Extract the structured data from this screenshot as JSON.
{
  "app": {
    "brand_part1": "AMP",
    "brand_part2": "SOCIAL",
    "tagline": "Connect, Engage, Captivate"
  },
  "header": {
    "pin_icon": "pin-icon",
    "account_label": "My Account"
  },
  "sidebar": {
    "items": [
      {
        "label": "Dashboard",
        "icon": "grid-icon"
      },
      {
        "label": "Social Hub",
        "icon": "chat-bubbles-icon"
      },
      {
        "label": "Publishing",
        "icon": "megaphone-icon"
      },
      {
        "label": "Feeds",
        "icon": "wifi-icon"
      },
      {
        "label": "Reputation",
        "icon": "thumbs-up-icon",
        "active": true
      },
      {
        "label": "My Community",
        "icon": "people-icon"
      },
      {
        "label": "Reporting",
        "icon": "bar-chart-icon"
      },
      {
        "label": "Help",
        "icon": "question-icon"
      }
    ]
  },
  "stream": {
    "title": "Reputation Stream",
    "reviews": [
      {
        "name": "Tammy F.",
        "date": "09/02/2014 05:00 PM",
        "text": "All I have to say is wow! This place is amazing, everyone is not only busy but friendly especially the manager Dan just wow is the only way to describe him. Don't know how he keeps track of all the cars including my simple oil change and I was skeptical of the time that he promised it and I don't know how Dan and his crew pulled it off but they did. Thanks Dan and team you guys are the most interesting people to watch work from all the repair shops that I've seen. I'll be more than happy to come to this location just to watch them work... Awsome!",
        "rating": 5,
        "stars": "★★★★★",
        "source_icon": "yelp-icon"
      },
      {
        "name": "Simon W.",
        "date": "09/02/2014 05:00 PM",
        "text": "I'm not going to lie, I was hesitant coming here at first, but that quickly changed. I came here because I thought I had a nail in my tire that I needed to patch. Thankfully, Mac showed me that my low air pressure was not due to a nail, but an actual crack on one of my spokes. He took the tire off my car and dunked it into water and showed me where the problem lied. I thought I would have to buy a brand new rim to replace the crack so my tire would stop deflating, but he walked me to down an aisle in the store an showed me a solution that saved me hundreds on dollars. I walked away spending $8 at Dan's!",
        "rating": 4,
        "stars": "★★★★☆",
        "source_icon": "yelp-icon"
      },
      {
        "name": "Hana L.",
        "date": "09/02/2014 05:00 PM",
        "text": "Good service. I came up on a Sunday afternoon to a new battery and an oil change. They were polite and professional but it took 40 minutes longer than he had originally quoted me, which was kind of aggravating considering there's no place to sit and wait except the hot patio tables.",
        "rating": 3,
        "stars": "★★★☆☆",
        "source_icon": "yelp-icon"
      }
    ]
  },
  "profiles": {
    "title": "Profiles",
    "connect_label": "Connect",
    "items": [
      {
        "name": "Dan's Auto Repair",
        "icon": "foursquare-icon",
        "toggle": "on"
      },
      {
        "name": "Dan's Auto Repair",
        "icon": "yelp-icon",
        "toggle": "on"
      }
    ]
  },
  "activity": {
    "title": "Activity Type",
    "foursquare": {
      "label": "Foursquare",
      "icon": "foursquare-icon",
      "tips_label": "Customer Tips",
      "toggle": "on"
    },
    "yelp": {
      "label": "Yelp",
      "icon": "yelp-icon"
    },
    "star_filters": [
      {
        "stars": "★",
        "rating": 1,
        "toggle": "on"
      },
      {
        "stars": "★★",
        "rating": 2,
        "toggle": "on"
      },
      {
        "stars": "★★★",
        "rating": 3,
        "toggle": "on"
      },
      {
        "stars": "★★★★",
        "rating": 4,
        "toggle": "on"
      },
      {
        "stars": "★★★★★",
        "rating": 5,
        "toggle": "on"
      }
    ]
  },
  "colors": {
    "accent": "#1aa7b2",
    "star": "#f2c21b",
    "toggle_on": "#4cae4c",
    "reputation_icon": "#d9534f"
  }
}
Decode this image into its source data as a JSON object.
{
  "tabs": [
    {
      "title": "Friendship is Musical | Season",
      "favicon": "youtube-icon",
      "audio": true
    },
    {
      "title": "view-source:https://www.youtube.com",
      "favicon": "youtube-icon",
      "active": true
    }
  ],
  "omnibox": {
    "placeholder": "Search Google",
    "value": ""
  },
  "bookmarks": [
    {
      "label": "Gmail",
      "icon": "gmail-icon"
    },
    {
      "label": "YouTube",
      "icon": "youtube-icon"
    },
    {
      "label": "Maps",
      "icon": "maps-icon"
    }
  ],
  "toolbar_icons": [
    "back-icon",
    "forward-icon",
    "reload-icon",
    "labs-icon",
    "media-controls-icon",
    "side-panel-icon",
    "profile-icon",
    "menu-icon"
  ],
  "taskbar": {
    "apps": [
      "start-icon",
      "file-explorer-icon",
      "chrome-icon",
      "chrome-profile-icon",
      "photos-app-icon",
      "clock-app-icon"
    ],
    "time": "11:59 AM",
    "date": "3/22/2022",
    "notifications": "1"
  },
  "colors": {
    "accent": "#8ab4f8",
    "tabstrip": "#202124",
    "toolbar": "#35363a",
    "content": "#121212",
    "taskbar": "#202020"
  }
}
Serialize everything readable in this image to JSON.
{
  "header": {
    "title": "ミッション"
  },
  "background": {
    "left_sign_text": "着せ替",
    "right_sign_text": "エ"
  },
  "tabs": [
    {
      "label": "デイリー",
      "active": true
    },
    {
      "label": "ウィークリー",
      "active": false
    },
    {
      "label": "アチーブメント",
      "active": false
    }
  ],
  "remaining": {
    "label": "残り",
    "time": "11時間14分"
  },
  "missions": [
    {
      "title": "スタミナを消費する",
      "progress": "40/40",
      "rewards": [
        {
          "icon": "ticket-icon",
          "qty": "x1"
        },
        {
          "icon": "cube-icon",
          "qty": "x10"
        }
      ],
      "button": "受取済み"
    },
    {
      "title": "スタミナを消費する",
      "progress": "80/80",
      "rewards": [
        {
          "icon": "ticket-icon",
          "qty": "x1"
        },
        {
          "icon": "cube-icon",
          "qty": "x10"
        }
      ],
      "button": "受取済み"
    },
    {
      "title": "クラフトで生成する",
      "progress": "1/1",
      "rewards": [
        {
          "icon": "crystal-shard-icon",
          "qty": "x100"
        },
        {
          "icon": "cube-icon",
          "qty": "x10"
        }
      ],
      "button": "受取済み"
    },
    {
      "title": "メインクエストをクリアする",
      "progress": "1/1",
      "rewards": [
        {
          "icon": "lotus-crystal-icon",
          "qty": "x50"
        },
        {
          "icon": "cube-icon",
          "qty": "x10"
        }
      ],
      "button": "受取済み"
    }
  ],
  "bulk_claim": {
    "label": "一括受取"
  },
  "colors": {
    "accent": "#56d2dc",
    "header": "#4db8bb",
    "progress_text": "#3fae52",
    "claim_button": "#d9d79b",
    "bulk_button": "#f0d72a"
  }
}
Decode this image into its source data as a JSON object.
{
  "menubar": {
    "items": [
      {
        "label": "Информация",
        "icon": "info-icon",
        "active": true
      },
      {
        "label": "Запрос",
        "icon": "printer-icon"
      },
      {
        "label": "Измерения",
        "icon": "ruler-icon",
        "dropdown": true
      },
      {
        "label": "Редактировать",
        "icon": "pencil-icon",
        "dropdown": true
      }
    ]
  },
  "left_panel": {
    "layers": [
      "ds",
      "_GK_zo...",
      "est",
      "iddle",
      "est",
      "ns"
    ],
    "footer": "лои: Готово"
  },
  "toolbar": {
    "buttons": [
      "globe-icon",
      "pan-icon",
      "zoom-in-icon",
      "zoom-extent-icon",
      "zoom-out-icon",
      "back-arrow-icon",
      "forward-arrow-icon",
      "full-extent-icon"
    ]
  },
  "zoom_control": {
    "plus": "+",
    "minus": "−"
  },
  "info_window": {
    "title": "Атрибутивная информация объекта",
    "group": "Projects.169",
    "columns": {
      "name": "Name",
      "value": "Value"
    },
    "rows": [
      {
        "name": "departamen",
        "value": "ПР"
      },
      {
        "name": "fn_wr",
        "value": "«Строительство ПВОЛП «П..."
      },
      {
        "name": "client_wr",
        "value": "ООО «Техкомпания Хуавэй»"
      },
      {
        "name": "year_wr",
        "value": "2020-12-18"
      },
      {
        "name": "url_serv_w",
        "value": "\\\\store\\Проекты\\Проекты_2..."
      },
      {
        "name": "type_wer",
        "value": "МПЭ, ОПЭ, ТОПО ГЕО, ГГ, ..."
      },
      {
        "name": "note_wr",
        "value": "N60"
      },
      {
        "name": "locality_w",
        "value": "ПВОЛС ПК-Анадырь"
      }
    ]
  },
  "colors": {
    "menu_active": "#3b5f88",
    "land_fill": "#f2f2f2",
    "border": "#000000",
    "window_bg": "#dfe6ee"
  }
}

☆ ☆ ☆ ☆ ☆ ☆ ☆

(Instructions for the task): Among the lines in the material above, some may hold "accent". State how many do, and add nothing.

(Task answer): 3